High Rates of Human Fecal Carriage of mcr-1-Positive Multidrug-Resistant Enterobacteriaceae Emerge in China in Association With Successful Plasmid Families.
Zhong L-L., Phan HTT., Shen C., Vihta K-D., Sheppard AE., Huang X., Zeng K-J., Li H-Y., Zhang X-F., Patil S., Crook DW., Walker AS., Xing Y., Lin J-L., Feng L-Q., Doi Y., Xia Y., Stoesser N., Tian G-B.
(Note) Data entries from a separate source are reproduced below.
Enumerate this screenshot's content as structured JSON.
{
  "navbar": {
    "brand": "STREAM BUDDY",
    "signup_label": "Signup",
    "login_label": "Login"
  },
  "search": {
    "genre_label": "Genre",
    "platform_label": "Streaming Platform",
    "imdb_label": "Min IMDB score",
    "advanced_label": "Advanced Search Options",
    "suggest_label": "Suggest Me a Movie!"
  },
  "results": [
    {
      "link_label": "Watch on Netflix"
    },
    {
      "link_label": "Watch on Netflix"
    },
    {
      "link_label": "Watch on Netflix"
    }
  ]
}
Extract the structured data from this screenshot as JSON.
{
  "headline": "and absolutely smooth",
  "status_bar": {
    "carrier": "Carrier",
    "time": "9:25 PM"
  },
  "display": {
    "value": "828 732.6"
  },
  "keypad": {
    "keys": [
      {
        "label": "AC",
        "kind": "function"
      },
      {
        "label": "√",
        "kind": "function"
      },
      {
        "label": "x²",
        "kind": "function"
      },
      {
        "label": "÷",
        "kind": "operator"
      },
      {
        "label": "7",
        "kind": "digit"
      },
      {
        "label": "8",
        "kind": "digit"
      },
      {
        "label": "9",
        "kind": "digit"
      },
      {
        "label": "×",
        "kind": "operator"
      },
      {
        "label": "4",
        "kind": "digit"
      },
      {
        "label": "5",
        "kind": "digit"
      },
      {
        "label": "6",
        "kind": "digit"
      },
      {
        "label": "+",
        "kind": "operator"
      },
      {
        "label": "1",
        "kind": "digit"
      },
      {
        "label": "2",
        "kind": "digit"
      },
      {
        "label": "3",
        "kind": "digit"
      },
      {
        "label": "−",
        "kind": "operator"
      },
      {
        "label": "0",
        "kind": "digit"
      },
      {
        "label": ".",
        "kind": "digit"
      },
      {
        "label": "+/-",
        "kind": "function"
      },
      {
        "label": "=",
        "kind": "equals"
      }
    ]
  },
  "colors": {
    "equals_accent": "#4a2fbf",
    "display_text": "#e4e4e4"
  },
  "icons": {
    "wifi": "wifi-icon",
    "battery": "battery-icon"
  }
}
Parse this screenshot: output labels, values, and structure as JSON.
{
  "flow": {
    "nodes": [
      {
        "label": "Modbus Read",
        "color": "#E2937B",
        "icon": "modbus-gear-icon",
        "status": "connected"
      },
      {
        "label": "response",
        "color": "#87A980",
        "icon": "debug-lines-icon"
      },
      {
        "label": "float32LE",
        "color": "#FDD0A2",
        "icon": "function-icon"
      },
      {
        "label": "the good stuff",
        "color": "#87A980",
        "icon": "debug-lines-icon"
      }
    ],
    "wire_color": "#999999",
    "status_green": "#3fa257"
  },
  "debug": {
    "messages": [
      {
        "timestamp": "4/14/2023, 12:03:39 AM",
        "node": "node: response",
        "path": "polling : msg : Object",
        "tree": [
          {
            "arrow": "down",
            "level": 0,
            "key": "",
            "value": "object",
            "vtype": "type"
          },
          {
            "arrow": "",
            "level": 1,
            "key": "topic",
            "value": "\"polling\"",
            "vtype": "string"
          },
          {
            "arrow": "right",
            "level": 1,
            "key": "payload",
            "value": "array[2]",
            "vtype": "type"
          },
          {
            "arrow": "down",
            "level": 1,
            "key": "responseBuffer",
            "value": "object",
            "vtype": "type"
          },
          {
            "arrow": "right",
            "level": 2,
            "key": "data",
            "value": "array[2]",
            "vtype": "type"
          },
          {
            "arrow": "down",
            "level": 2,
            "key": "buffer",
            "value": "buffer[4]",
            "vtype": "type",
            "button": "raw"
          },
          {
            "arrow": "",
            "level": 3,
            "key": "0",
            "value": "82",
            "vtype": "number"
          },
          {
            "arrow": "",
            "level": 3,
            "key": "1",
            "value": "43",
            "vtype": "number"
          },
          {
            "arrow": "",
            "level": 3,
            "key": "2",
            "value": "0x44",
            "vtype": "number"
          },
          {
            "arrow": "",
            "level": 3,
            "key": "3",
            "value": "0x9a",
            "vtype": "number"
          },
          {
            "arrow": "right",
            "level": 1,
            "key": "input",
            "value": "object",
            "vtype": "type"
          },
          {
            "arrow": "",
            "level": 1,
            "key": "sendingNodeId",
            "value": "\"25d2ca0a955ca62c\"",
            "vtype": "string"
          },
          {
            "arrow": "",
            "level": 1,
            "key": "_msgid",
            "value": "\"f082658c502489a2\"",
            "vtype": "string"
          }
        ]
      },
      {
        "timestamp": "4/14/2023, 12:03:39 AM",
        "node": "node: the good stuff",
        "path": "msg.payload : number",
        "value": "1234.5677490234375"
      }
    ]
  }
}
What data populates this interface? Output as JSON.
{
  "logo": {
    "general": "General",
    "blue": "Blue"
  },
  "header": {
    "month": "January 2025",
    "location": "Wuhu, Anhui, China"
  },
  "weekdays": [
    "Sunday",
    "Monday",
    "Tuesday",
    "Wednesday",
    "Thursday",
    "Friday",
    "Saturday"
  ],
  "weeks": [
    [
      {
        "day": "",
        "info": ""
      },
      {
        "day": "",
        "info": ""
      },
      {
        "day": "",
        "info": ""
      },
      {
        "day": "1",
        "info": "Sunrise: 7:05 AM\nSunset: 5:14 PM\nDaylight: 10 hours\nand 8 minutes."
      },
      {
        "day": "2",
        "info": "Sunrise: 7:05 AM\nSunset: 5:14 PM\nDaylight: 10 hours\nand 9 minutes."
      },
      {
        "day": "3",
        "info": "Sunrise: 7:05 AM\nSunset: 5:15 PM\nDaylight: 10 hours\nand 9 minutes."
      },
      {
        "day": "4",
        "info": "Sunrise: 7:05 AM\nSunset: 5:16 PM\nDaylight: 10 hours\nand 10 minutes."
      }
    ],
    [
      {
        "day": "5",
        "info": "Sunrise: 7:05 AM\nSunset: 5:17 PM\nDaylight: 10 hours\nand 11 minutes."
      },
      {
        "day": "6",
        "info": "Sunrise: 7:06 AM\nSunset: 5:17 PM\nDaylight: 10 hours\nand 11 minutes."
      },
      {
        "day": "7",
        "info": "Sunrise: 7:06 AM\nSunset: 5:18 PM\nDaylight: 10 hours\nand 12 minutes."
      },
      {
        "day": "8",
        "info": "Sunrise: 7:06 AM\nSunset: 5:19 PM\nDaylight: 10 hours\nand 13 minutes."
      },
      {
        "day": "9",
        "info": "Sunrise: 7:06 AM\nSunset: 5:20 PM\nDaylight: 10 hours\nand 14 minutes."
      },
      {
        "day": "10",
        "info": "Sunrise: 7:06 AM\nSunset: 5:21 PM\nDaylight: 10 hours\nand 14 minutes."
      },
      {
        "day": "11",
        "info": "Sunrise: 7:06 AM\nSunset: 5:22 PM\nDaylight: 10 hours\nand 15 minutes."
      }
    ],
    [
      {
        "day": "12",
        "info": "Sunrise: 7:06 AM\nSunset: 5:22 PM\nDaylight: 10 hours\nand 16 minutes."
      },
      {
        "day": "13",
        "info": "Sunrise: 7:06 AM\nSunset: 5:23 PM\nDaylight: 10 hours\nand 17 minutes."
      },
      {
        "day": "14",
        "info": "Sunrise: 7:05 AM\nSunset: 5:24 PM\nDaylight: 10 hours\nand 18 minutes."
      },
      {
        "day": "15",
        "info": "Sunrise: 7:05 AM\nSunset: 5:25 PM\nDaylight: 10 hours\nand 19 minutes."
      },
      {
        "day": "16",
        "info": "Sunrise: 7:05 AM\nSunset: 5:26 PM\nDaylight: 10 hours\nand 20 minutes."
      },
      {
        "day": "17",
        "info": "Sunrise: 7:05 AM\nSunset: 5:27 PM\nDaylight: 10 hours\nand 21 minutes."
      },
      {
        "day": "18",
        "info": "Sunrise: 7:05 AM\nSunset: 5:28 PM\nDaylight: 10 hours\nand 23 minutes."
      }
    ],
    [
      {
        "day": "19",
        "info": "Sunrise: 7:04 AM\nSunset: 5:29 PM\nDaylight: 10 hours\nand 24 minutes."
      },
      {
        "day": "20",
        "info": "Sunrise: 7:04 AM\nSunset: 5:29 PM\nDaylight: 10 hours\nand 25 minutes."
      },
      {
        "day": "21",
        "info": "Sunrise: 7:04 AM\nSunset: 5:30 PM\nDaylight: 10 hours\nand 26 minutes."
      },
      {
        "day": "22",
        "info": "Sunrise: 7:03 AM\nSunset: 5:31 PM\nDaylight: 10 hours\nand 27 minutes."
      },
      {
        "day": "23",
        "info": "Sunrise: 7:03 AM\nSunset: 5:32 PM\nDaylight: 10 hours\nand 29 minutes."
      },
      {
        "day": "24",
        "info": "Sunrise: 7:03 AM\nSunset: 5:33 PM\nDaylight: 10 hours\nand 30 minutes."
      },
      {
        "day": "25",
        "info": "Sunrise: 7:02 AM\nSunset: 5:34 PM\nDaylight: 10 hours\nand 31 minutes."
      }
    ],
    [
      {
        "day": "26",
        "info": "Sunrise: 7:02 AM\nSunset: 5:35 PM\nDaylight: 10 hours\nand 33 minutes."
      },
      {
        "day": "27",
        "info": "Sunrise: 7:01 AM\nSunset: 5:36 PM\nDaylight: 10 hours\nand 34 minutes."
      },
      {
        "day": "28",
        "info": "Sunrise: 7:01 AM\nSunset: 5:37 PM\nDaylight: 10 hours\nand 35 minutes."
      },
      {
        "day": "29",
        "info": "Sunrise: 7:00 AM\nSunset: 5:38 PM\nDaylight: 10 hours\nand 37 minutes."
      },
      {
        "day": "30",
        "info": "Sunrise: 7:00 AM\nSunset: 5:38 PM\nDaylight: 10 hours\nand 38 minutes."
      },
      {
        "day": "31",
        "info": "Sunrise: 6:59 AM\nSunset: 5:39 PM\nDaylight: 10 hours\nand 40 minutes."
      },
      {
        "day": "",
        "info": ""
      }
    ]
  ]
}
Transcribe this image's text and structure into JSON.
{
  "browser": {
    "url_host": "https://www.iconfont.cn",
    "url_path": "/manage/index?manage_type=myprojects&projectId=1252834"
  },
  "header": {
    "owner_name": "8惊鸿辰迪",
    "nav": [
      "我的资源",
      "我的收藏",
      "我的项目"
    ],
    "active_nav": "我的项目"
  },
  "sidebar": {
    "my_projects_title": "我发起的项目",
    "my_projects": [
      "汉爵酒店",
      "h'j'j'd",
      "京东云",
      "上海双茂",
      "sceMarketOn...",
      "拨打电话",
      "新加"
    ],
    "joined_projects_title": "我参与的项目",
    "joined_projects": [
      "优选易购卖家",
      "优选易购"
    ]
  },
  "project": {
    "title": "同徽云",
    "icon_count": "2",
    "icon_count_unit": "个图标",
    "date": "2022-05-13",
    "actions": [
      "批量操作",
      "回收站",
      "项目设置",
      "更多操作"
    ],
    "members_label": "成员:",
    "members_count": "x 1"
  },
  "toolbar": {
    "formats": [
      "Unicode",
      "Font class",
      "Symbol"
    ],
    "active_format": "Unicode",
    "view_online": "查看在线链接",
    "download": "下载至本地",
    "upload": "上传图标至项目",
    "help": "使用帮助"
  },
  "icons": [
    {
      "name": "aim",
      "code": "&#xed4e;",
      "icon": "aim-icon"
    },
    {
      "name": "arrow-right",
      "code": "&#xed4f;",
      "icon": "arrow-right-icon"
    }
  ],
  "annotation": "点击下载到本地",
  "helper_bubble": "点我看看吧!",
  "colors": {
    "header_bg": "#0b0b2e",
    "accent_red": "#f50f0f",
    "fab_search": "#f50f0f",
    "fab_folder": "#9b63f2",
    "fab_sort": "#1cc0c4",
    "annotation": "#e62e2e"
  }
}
Background: mcr-1-mediated colistin resistance in Enterobacteriaceae is concerning, as colistin is used in treating multidrug-resistant Enterobacteriaceae infections. We identified trends in human fecal mcr-1-positivity rates and colonization with mcr-1-positive, third-generation cephalosporin-resistant (3GC-R) Enterobacteriaceae in Guangzhou, China, and investigated the genetic contexts of mcr-1 in mcr-1-positive 3GC-R strains. Methods: Fecal samples were collected from in-/out-patients submitting specimens to 3 hospitals (2011-2016). mcr-1 carriage trends were assessed using iterative sequential regression. A subset of mcr-1-positive isolates was sequenced (whole-genome sequencing [WGS], Illumina), and genetic contexts (flanking regions, plasmids) of mcr-1 were characterized. Results: Of 8022 fecal samples collected, 497 (6.2%) were mcr-1 positive, and 182 (2.3%) harbored mcr-1-positive 3GC-R Enterobacteriaceae. We observed marked increases in mcr-1 (0% [April 2011] to 31% [March 2016]) and more recent (since January 2014; 0% [April 2011] to 15% [March 2016]) increases in human colonization with mcr-1-positive 3GC-R Enterobacteriaceae (P < .001). mcr-1-positive 3GC-R isolates were commonly multidrug resistant. WGS of mcr-1-positive 3GC-R isolates (70 Escherichia coli, 3 Klebsiella pneumoniae) demonstrated bacterial strain diversity; mcr-1 in association with common plasmid backbones (IncI, IncHI2/HI2A, IncX4) and sometimes in multiple plasmids; frequent mcr-1 chromosomal integration; and high mobility of the mcr-1-associated insertion sequence ISApl1. Sequence data were consistent with plasmid spread among animal/human reservoirs. Conclusions: The high prevalence of mcr-1 in multidrug-resistant E. coli colonizing humans is a clinical threat; diverse genetic mechanisms (strains/plasmids/insertion sequences) have contributed to the dissemination of mcr-1, and will facilitate its persistence.